Tofu, edamame, soy milk, black beans and plant sterols are foods that can help reduce cholesterol levels, according to WebMD. Salmon, walnuts, oatmeal, avocados and dark chocolate are additional good food choices to lower triglyceride and LDL, or bad, cholesterol blood levels.
Adding 25 grams a day of high-protein soy-derived foods to the diet can reduce cholesterol by 5 to 6 percent, reports WebMD. Studies show that the soluble fiber found in just 4.5 ounces of lentils or kidney beans binds with cholesterol and removes it from the body, resulting in a 5 percent reduction in LDL levels. Whole grains, such as barley and brown rice, offer the same soluble fiber benefits, as does the pectin found in apples and pears.

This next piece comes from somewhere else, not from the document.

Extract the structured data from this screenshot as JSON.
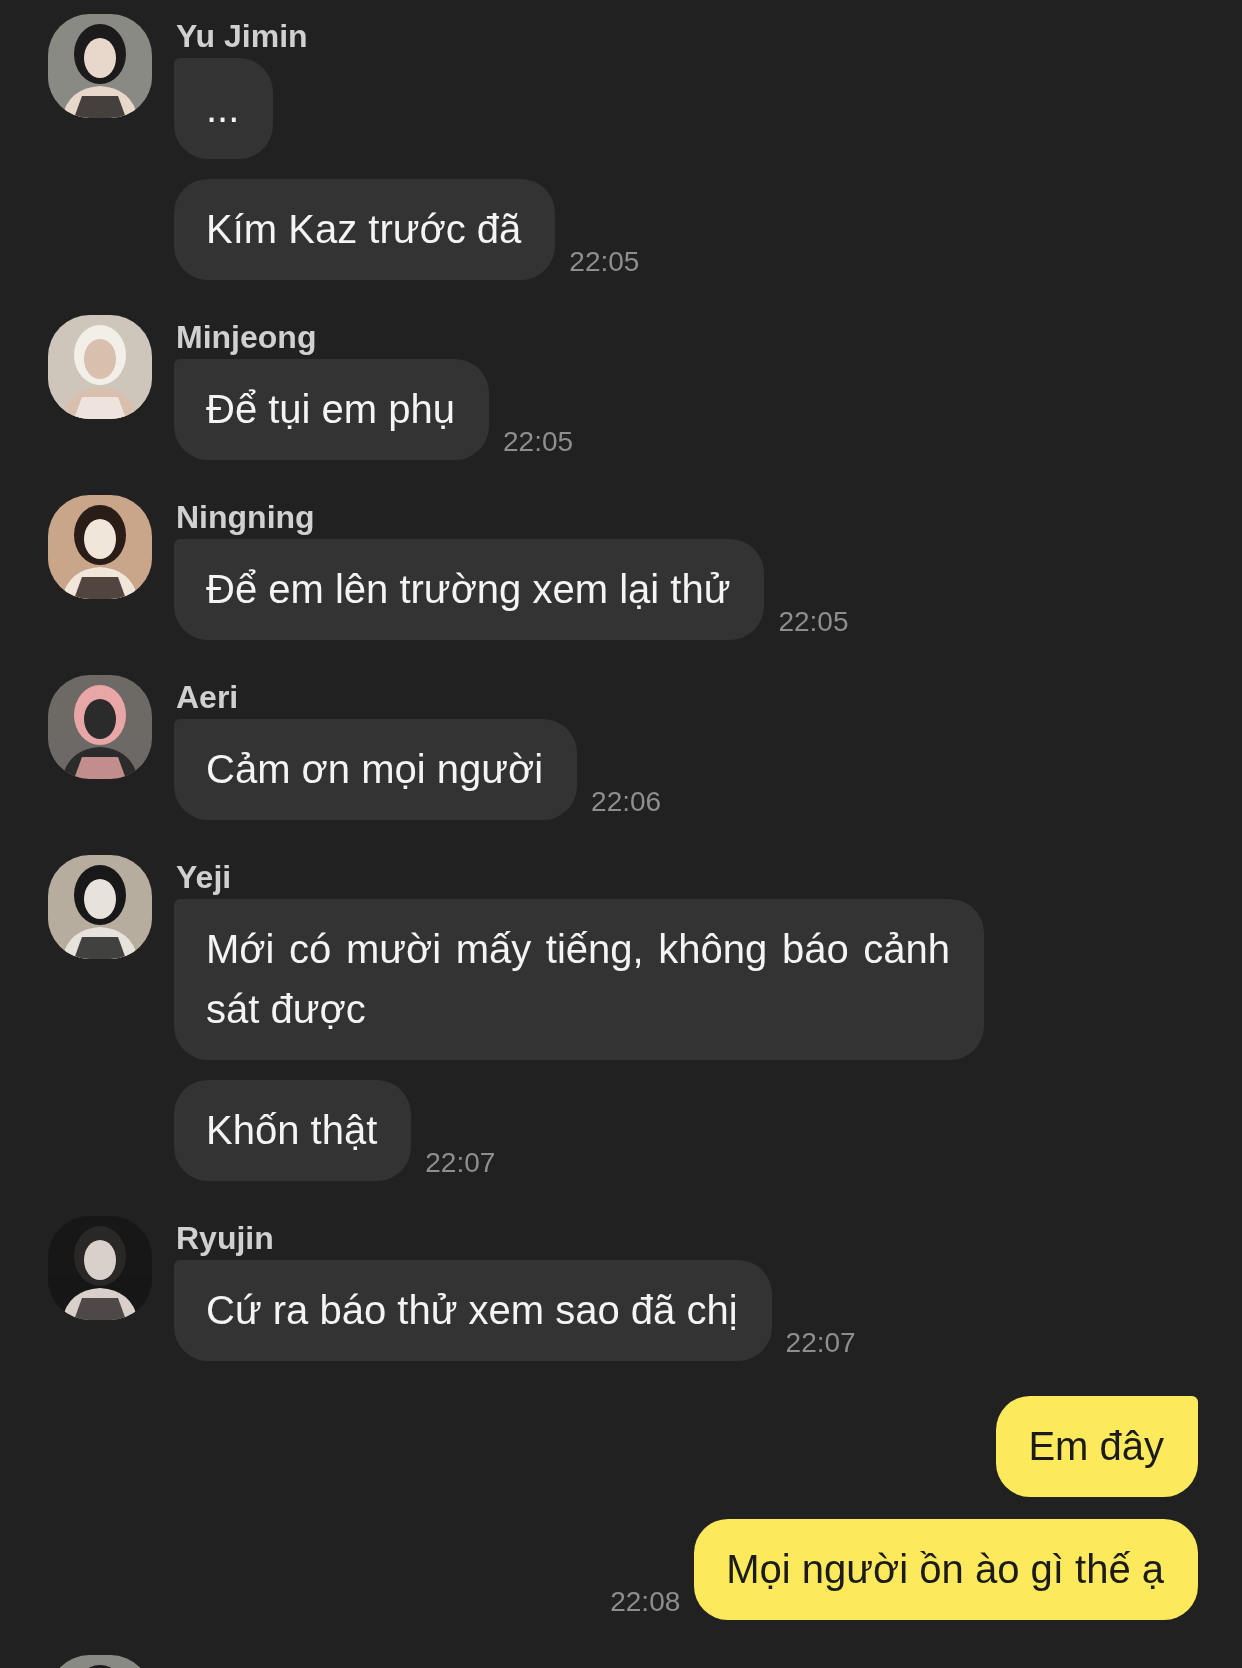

Foods that are fortified with natural chemicals found in plants, called sterols, reduce cholesterol by 6 to 15 percent, notes WebMD. Eating just 8 ounces of omega-3 fatty acid-rich tuna, halibut or sardines once weekly can reduce blood triglyceride levels.

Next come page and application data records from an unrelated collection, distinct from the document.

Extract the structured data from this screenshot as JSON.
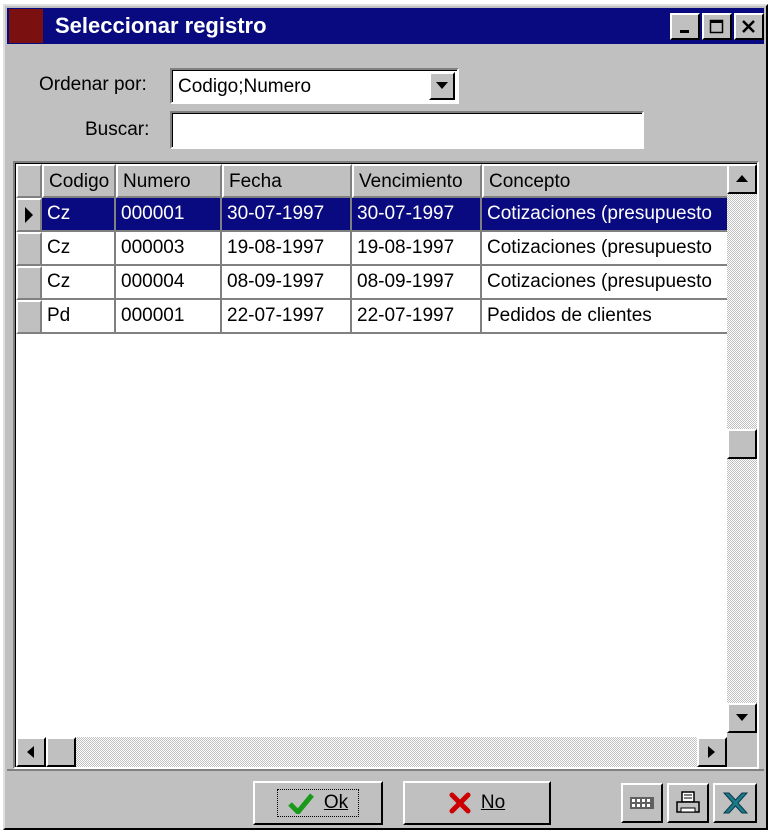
{
  "window": {
    "title": "Seleccionar registro",
    "buttons": [
      "minimize",
      "maximize",
      "close"
    ]
  },
  "form": {
    "order_label": "Ordenar por:",
    "order_value": "Codigo;Numero",
    "search_label": "Buscar:",
    "search_value": ""
  },
  "grid": {
    "columns": [
      "Codigo",
      "Numero",
      "Fecha",
      "Vencimiento",
      "Concepto"
    ],
    "rows": [
      {
        "codigo": "Cz",
        "numero": "000001",
        "fecha": "30-07-1997",
        "vencimiento": "30-07-1997",
        "concepto": "Cotizaciones (presupuesto",
        "selected": true
      },
      {
        "codigo": "Cz",
        "numero": "000003",
        "fecha": "19-08-1997",
        "vencimiento": "19-08-1997",
        "concepto": "Cotizaciones (presupuesto",
        "selected": false
      },
      {
        "codigo": "Cz",
        "numero": "000004",
        "fecha": "08-09-1997",
        "vencimiento": "08-09-1997",
        "concepto": "Cotizaciones (presupuesto",
        "selected": false
      },
      {
        "codigo": "Pd",
        "numero": "000001",
        "fecha": "22-07-1997",
        "vencimiento": "22-07-1997",
        "concepto": "Pedidos de clientes",
        "selected": false
      }
    ]
  },
  "buttons": {
    "ok_label": "Ok",
    "no_label": "No",
    "icons": [
      "calculator-icon",
      "printer-icon",
      "excel-icon"
    ]
  },
  "colors": {
    "titlebar": "#0a0a80",
    "selection": "#0a0a80",
    "face": "#c0c0c0"
  }
}
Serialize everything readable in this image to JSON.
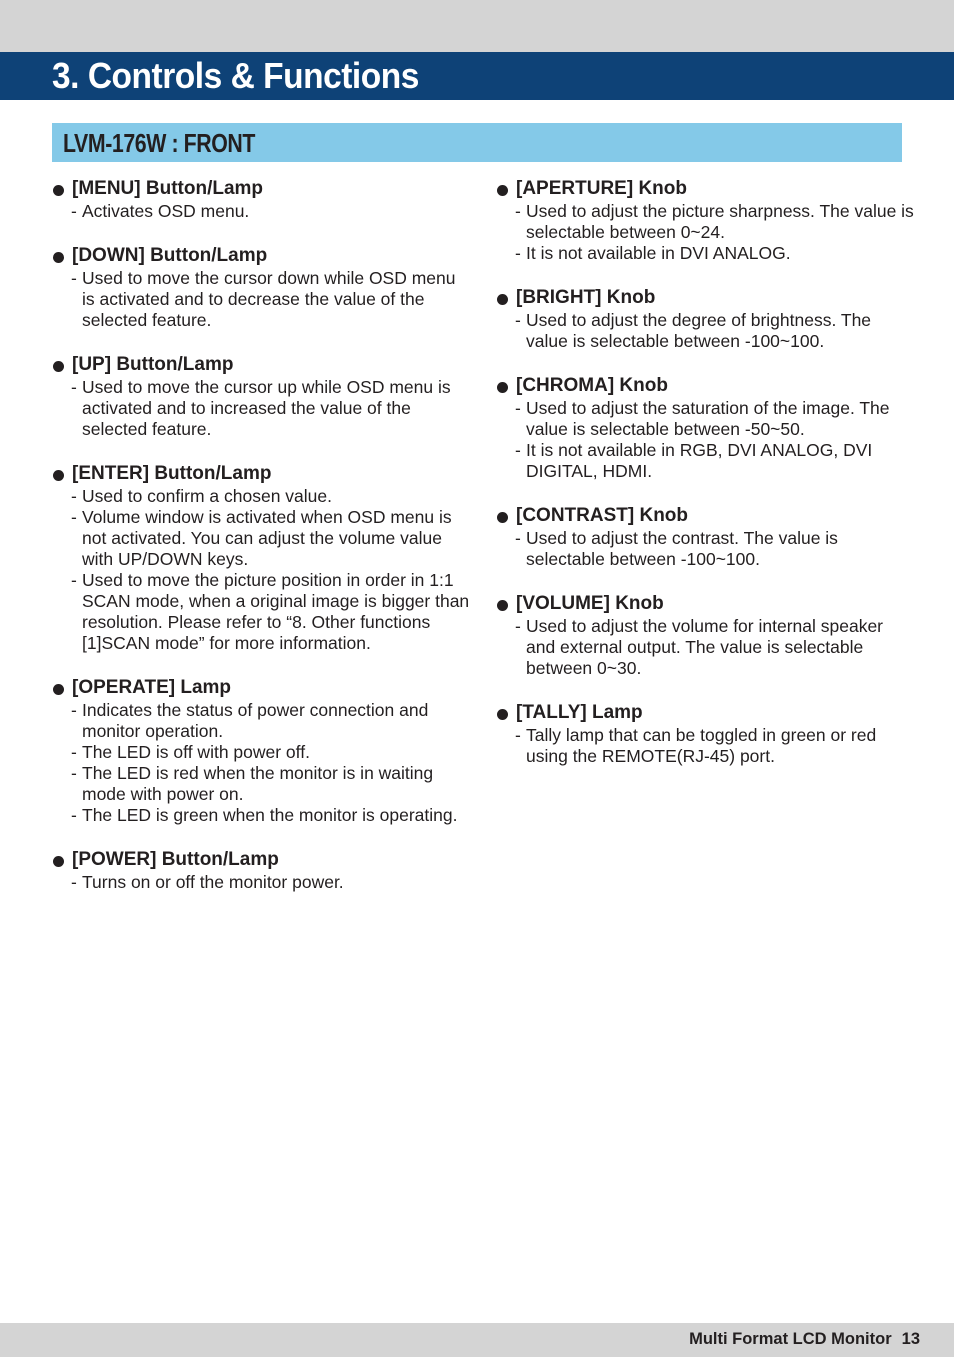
{
  "header": {
    "chapter_title": "3. Controls & Functions"
  },
  "section": {
    "title": "LVM-176W : FRONT"
  },
  "left_column": [
    {
      "title": "[MENU] Button/Lamp",
      "lines": [
        "Activates OSD menu."
      ]
    },
    {
      "title": "[DOWN] Button/Lamp",
      "lines": [
        "Used to move the cursor down while OSD menu is activated and to decrease the value of the selected feature."
      ]
    },
    {
      "title": "[UP] Button/Lamp",
      "lines": [
        "Used to move the cursor up while OSD menu is activated and to increased the value of the selected feature."
      ]
    },
    {
      "title": "[ENTER] Button/Lamp",
      "lines": [
        "Used to confirm a chosen value.",
        "Volume window is activated when OSD menu is not activated. You can adjust the volume value with UP/DOWN keys.",
        "Used to move the picture position in order in 1:1 SCAN mode, when a original image is bigger than resolution.  Please refer to “8. Other functions [1]SCAN mode” for more information."
      ]
    },
    {
      "title": "[OPERATE] Lamp",
      "lines": [
        "Indicates the status of power connection and monitor operation.",
        "The LED is off with power off.",
        "The LED is red when the monitor is in waiting mode with power on.",
        "The LED is green when the monitor is operating."
      ]
    },
    {
      "title": "[POWER] Button/Lamp",
      "lines": [
        "Turns on or off the monitor power."
      ]
    }
  ],
  "right_column": [
    {
      "title": "[APERTURE] Knob",
      "lines": [
        "Used to adjust the picture sharpness. The value is selectable between 0~24.",
        "It is not available in DVI ANALOG."
      ]
    },
    {
      "title": "[BRIGHT] Knob",
      "lines": [
        "Used to adjust the degree of brightness. The value is selectable between -100~100."
      ]
    },
    {
      "title": "[CHROMA] Knob",
      "lines": [
        "Used to adjust the saturation of the image. The value is selectable between -50~50.",
        "It is not available in RGB, DVI ANALOG, DVI DIGITAL, HDMI."
      ]
    },
    {
      "title": "[CONTRAST] Knob",
      "lines": [
        "Used to adjust the contrast. The value is selectable between -100~100."
      ]
    },
    {
      "title": "[VOLUME] Knob",
      "lines": [
        "Used to adjust the volume for internal speaker and external output. The value is selectable between 0~30."
      ]
    },
    {
      "title": "[TALLY] Lamp",
      "lines": [
        "Tally lamp that can be toggled in green or red using the REMOTE(RJ-45) port."
      ]
    }
  ],
  "footer": {
    "product_name": "Multi Format LCD Monitor",
    "page_number": "13"
  },
  "colors": {
    "header_band": "#0e4277",
    "section_bar": "#84c9e8",
    "gray_band": "#d4d4d4",
    "text": "#231f20"
  },
  "dash": "-"
}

The polyunsaturated fatty acids found in nuts, such as almonds and pistachios, are effective LDL reducers, states WebMD. Antioxidants called flavonoids that are found in dark chocolate also lower LDL levels, as does the oleic acid in avocados. Resveratrol, found in the skin of red grapes, gives red wine the ability to help prevent blood clots and lower LDL. Green tea is especially high in antioxidants that reduce cholesterol and so is eggplant.